▸ Input data

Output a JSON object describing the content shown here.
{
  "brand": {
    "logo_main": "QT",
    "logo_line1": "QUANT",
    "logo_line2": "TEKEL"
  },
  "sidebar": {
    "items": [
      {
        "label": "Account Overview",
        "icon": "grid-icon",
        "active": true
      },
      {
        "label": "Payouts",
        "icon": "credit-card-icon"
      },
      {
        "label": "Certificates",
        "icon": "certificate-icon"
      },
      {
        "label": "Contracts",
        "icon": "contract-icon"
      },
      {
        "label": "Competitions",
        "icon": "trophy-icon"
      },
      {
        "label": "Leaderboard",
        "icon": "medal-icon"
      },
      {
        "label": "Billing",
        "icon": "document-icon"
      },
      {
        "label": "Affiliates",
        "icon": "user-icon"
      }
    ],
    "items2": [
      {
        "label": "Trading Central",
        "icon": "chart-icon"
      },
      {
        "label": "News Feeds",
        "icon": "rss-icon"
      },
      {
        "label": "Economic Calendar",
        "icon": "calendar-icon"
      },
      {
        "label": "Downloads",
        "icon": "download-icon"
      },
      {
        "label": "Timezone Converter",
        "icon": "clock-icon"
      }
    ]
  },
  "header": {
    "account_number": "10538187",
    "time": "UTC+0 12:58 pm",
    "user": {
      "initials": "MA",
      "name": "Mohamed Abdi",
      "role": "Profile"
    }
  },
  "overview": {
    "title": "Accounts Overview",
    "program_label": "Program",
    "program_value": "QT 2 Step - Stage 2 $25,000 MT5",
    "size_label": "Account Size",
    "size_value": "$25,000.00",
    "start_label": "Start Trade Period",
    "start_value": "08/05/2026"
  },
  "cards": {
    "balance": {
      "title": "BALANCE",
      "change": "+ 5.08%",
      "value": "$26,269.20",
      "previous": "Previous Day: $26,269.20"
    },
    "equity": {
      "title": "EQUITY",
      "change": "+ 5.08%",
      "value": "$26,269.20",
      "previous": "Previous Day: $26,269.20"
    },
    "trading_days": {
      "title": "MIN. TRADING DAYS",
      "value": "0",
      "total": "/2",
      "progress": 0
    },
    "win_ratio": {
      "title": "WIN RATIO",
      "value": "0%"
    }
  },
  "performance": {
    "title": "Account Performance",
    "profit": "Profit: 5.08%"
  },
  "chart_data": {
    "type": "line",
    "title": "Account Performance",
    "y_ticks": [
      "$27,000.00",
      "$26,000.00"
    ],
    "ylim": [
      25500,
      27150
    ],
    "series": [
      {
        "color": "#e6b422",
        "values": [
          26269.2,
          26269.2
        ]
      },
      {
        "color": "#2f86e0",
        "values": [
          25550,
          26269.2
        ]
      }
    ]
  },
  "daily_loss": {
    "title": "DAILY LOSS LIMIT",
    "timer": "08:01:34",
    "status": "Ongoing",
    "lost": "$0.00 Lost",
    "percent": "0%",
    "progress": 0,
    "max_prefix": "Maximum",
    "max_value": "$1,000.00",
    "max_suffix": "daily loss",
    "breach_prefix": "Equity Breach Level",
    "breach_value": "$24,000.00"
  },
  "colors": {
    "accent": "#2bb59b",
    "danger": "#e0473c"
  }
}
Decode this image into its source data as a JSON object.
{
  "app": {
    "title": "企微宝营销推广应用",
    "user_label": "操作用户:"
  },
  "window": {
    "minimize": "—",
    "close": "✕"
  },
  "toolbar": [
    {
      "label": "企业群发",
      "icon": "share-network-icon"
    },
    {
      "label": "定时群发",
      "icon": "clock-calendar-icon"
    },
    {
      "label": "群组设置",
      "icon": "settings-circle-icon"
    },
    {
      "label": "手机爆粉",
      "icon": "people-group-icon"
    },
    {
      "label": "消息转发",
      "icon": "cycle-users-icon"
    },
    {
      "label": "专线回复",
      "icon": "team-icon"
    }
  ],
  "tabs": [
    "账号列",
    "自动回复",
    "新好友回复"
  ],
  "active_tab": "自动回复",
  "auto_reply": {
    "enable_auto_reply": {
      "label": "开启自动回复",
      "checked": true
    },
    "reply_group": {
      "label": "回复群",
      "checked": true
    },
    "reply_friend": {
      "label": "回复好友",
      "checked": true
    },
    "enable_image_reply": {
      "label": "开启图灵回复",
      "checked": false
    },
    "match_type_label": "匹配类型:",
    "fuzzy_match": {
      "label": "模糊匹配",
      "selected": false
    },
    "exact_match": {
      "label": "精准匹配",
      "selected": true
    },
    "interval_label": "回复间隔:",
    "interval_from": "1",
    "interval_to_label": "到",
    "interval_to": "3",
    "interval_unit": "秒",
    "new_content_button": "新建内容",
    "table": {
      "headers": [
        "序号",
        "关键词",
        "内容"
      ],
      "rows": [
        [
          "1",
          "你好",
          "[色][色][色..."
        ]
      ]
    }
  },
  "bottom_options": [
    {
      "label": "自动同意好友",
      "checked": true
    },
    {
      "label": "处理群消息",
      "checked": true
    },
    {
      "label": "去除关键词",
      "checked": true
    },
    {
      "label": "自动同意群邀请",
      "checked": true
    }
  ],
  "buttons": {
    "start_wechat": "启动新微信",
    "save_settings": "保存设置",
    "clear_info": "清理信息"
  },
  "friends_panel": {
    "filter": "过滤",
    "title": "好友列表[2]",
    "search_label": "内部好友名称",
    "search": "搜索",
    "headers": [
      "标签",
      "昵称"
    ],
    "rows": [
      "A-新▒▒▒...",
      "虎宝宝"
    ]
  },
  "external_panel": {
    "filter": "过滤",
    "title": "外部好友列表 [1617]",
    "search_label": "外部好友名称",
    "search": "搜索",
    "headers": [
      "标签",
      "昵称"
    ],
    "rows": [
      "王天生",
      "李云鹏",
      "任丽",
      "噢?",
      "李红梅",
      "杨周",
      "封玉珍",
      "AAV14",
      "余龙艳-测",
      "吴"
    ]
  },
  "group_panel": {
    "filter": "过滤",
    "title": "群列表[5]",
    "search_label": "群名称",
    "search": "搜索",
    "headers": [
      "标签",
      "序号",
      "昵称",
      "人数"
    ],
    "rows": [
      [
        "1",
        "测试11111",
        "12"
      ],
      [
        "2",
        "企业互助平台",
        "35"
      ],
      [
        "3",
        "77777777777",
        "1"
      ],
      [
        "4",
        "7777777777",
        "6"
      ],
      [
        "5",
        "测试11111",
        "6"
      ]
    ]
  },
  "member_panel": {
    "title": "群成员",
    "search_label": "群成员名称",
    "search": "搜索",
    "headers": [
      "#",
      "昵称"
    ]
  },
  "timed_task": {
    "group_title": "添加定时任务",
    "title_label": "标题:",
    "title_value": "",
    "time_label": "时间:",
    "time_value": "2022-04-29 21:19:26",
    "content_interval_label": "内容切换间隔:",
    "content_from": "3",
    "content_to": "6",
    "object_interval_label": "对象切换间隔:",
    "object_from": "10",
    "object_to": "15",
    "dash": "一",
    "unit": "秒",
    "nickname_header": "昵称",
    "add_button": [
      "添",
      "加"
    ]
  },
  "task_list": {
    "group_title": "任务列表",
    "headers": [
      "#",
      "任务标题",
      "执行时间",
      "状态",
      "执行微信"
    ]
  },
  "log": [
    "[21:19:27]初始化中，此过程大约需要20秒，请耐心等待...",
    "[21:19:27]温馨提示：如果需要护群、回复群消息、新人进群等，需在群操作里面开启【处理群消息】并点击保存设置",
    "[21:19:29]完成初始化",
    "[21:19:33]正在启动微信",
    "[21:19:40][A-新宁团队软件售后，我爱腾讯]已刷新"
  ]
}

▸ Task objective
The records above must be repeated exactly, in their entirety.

▸ Exercise result
Output a JSON object describing the content shown here.
{
  "brand": {
    "logo_main": "QT",
    "logo_line1": "QUANT",
    "logo_line2": "TEKEL"
  },
  "sidebar": {
    "items": [
      {
        "label": "Account Overview",
        "icon": "grid-icon",
        "active": true
      },
      {
        "label": "Payouts",
        "icon": "credit-card-icon"
      },
      {
        "label": "Certificates",
        "icon": "certificate-icon"
      },
      {
        "label": "Contracts",
        "icon": "contract-icon"
      },
      {
        "label": "Competitions",
        "icon": "trophy-icon"
      },
      {
        "label": "Leaderboard",
        "icon": "medal-icon"
      },
      {
        "label": "Billing",
        "icon": "document-icon"
      },
      {
        "label": "Affiliates",
        "icon": "user-icon"
      }
    ],
    "items2": [
      {
        "label": "Trading Central",
        "icon": "chart-icon"
      },
      {
        "label": "News Feeds",
        "icon": "rss-icon"
      },
      {
        "label": "Economic Calendar",
        "icon": "calendar-icon"
      },
      {
        "label": "Downloads",
        "icon": "download-icon"
      },
      {
        "label": "Timezone Converter",
        "icon": "clock-icon"
      }
    ]
  },
  "header": {
    "account_number": "10538187",
    "time": "UTC+0 12:58 pm",
    "user": {
      "initials": "MA",
      "name": "Mohamed Abdi",
      "role": "Profile"
    }
  },
  "overview": {
    "title": "Accounts Overview",
    "program_label": "Program",
    "program_value": "QT 2 Step - Stage 2 $25,000 MT5",
    "size_label": "Account Size",
    "size_value": "$25,000.00",
    "start_label": "Start Trade Period",
    "start_value": "08/05/2026"
  },
  "cards": {
    "balance": {
      "title": "BALANCE",
      "change": "+ 5.08%",
      "value": "$26,269.20",
      "previous": "Previous Day: $26,269.20"
    },
    "equity": {
      "title": "EQUITY",
      "change": "+ 5.08%",
      "value": "$26,269.20",
      "previous": "Previous Day: $26,269.20"
    },
    "trading_days": {
      "title": "MIN. TRADING DAYS",
      "value": "0",
      "total": "/2",
      "progress": 0
    },
    "win_ratio": {
      "title": "WIN RATIO",
      "value": "0%"
    }
  },
  "performance": {
    "title": "Account Performance",
    "profit": "Profit: 5.08%"
  },
  "chart_data": {
    "type": "line",
    "title": "Account Performance",
    "y_ticks": [
      "$27,000.00",
      "$26,000.00"
    ],
    "ylim": [
      25500,
      27150
    ],
    "series": [
      {
        "color": "#e6b422",
        "values": [
          26269.2,
          26269.2
        ]
      },
      {
        "color": "#2f86e0",
        "values": [
          25550,
          26269.2
        ]
      }
    ]
  },
  "daily_loss": {
    "title": "DAILY LOSS LIMIT",
    "timer": "08:01:34",
    "status": "Ongoing",
    "lost": "$0.00 Lost",
    "percent": "0%",
    "progress": 0,
    "max_prefix": "Maximum",
    "max_value": "$1,000.00",
    "max_suffix": "daily loss",
    "breach_prefix": "Equity Breach Level",
    "breach_value": "$24,000.00"
  },
  "colors": {
    "accent": "#2bb59b",
    "danger": "#e0473c"
  }
}
Decode this image into its source data as a JSON object.
{
  "app": {
    "title": "企微宝营销推广应用",
    "user_label": "操作用户:"
  },
  "window": {
    "minimize": "—",
    "close": "✕"
  },
  "toolbar": [
    {
      "label": "企业群发",
      "icon": "share-network-icon"
    },
    {
      "label": "定时群发",
      "icon": "clock-calendar-icon"
    },
    {
      "label": "群组设置",
      "icon": "settings-circle-icon"
    },
    {
      "label": "手机爆粉",
      "icon": "people-group-icon"
    },
    {
      "label": "消息转发",
      "icon": "cycle-users-icon"
    },
    {
      "label": "专线回复",
      "icon": "team-icon"
    }
  ],
  "tabs": [
    "账号列",
    "自动回复",
    "新好友回复"
  ],
  "active_tab": "自动回复",
  "auto_reply": {
    "enable_auto_reply": {
      "label": "开启自动回复",
      "checked": true
    },
    "reply_group": {
      "label": "回复群",
      "checked": true
    },
    "reply_friend": {
      "label": "回复好友",
      "checked": true
    },
    "enable_image_reply": {
      "label": "开启图灵回复",
      "checked": false
    },
    "match_type_label": "匹配类型:",
    "fuzzy_match": {
      "label": "模糊匹配",
      "selected": false
    },
    "exact_match": {
      "label": "精准匹配",
      "selected": true
    },
    "interval_label": "回复间隔:",
    "interval_from": "1",
    "interval_to_label": "到",
    "interval_to": "3",
    "interval_unit": "秒",
    "new_content_button": "新建内容",
    "table": {
      "headers": [
        "序号",
        "关键词",
        "内容"
      ],
      "rows": [
        [
          "1",
          "你好",
          "[色][色][色..."
        ]
      ]
    }
  },
  "bottom_options": [
    {
      "label": "自动同意好友",
      "checked": true
    },
    {
      "label": "处理群消息",
      "checked": true
    },
    {
      "label": "去除关键词",
      "checked": true
    },
    {
      "label": "自动同意群邀请",
      "checked": true
    }
  ],
  "buttons": {
    "start_wechat": "启动新微信",
    "save_settings": "保存设置",
    "clear_info": "清理信息"
  },
  "friends_panel": {
    "filter": "过滤",
    "title": "好友列表[2]",
    "search_label": "内部好友名称",
    "search": "搜索",
    "headers": [
      "标签",
      "昵称"
    ],
    "rows": [
      "A-新▒▒▒...",
      "虎宝宝"
    ]
  },
  "external_panel": {
    "filter": "过滤",
    "title": "外部好友列表 [1617]",
    "search_label": "外部好友名称",
    "search": "搜索",
    "headers": [
      "标签",
      "昵称"
    ],
    "rows": [
      "王天生",
      "李云鹏",
      "任丽",
      "噢?",
      "李红梅",
      "杨周",
      "封玉珍",
      "AAV14",
      "余龙艳-测",
      "吴"
    ]
  },
  "group_panel": {
    "filter": "过滤",
    "title": "群列表[5]",
    "search_label": "群名称",
    "search": "搜索",
    "headers": [
      "标签",
      "序号",
      "昵称",
      "人数"
    ],
    "rows": [
      [
        "1",
        "测试11111",
        "12"
      ],
      [
        "2",
        "企业互助平台",
        "35"
      ],
      [
        "3",
        "77777777777",
        "1"
      ],
      [
        "4",
        "7777777777",
        "6"
      ],
      [
        "5",
        "测试11111",
        "6"
      ]
    ]
  },
  "member_panel": {
    "title": "群成员",
    "search_label": "群成员名称",
    "search": "搜索",
    "headers": [
      "#",
      "昵称"
    ]
  },
  "timed_task": {
    "group_title": "添加定时任务",
    "title_label": "标题:",
    "title_value": "",
    "time_label": "时间:",
    "time_value": "2022-04-29 21:19:26",
    "content_interval_label": "内容切换间隔:",
    "content_from": "3",
    "content_to": "6",
    "object_interval_label": "对象切换间隔:",
    "object_from": "10",
    "object_to": "15",
    "dash": "一",
    "unit": "秒",
    "nickname_header": "昵称",
    "add_button": [
      "添",
      "加"
    ]
  },
  "task_list": {
    "group_title": "任务列表",
    "headers": [
      "#",
      "任务标题",
      "执行时间",
      "状态",
      "执行微信"
    ]
  },
  "log": [
    "[21:19:27]初始化中，此过程大约需要20秒，请耐心等待...",
    "[21:19:27]温馨提示：如果需要护群、回复群消息、新人进群等，需在群操作里面开启【处理群消息】并点击保存设置",
    "[21:19:29]完成初始化",
    "[21:19:33]正在启动微信",
    "[21:19:40][A-新宁团队软件售后，我爱腾讯]已刷新"
  ]
}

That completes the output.